Exeter Analytical CE440 Elemental Analyser and a Sartorius SC2 balance. This instrument automatically determines carbon, hydrogen and nitrogen. Combustion of the sample, separation of the combustion gases and measurement by thermal conductivity are all carried out in the dynamic mode.
The method is used for analysis of pure organic compounds as well as for industrial and agricultural raw materials and intermediate and final products such as oils, pharmaceuticals. The high temperature created by the combustion of the tin capsules ensures a complete decomposition of metal salts and other refractory materials.
New users will be added to a database by using this application form (Word). This will allow subsequent sample submission and retrieval via a web interface. The web application must contain
- The chemical formula of your sample
- Its proposed structure and molecular weight
- The theoretical percentage of C H N elements in your sample
- A reference number, which must be the same as on the sample vial
- Your comments on the physical state of the compound at submission (e.g. colours, crystal, liquid, melting point)
- Hazard information
The determination of the mass percentage of CHN elements in your sample is based upon the direct weight of the material sampled. Therefore, it is very important that samples are dry, free of foreign substances such as dust, rust, hair, aluminum foil, parafilm, and paper filter fibers (the most common contaminant). The lab needs to know if and what metals, halides, or other interferences are within the sample.
- Although approximately 2 x 1.5mg of organic/pharmaceutical material is needed for duplicate analyses, please supply at least 5mg of solid material to facilitate handling (10mg if possible)
- Please use a flat bottomed vial with an opening of at least a 7mm
- Unused sample will be returned on request.
Elemental Analysis serves two purposes:
- To provide for pure materials elemental composition (C H and N) of pure materials for which empirical and/or molecular formulas can be derived in conjunction with MS data
- To assess the purity of pharmaceutical preparations and compounds. The results of an elemental analysis for carbon, hydrogen and nitrogen have traditionally been regarded as acceptable, if the accuracy of the results is within 0.3% of the theoretical value. Also, that the precision of sample duplicates is within ± 0.2%, a variation primarily due to the variability in sampling, provided that the sample is pure and homogeneous.
What causes CHN results to be inaccurate?
The sample must have the correct structure and must also be very pure. If there are any solvents or moisture trapped in the sample, this will affect the accuracy of the results. Also, if the sample is not homogeneous, duplicate runs will not agree to within 0.2%. If a sample is extremely volatile, it may loose mass due to evaporation after it has been weighed out, even if it is crimp-sealed in a special volatile sample pan. This can also cause the results to be inaccurate.
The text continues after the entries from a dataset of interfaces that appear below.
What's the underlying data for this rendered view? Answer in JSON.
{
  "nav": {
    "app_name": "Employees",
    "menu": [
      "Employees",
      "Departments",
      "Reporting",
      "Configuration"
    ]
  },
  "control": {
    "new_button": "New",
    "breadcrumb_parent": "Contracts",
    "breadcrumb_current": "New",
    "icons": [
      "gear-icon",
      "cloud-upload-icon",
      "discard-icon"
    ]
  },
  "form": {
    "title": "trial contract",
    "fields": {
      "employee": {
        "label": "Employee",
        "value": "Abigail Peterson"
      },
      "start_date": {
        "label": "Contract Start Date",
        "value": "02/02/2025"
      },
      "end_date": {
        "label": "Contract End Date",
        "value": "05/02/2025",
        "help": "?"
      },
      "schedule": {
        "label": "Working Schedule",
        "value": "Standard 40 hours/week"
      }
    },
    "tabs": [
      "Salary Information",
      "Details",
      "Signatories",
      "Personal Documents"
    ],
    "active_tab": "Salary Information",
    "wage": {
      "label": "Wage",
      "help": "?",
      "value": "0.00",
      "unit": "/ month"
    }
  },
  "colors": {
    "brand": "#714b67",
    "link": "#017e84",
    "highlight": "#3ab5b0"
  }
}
Some compounds are inherently difficult to combust completely. Incomplete combustion can also cause inaccurate results. In this case, the sample could be re-run under different conditions, with an added oxygen boost, or with the addition of chemical combustion aid such as vanadium pentoxide.
Cost of Service:
University (other than UCL) rates for C, H and N microanalysis
|Routine analyses||Fees *|
|Single sample C, H, N analysis in duplicate||£20.00|
Industry and non-University C, H, and N microanalysis, subject to Contract
*All charges are exclusive of VAT.
All samples submitted must be accompanied by an official order number.
Sample Drop-Off Service:
Samples should be brought or sent to:
CHN Microanalysis Service
Department of Pharmaceutical and Biological Chemistry
UCL School of Pharmacy
29/39 Brunswick Square
London WC1N 1AX
Tel: 020 7753 5805/4834